■ **ASSIGNMENT**
An image-free, exact copy of the records below is required.

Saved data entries

- - - -

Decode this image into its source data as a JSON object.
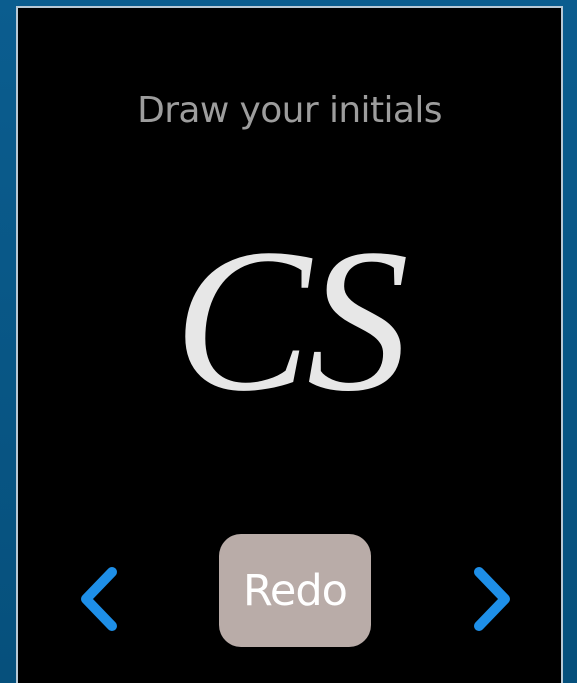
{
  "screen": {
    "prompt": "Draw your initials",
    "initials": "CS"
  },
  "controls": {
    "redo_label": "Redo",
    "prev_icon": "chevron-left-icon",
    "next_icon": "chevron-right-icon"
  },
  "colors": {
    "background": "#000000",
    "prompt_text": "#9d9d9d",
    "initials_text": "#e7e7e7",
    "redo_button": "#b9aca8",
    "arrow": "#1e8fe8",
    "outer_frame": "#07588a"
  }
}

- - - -

■ **FINISHED EXERCISE**
Decode this image into its source data as a JSON object.
{
  "screen": {
    "prompt": "Draw your initials",
    "initials": "CS"
  },
  "controls": {
    "redo_label": "Redo",
    "prev_icon": "chevron-left-icon",
    "next_icon": "chevron-right-icon"
  },
  "colors": {
    "background": "#000000",
    "prompt_text": "#9d9d9d",
    "initials_text": "#e7e7e7",
    "redo_button": "#b9aca8",
    "arrow": "#1e8fe8",
    "outer_frame": "#07588a"
  }
}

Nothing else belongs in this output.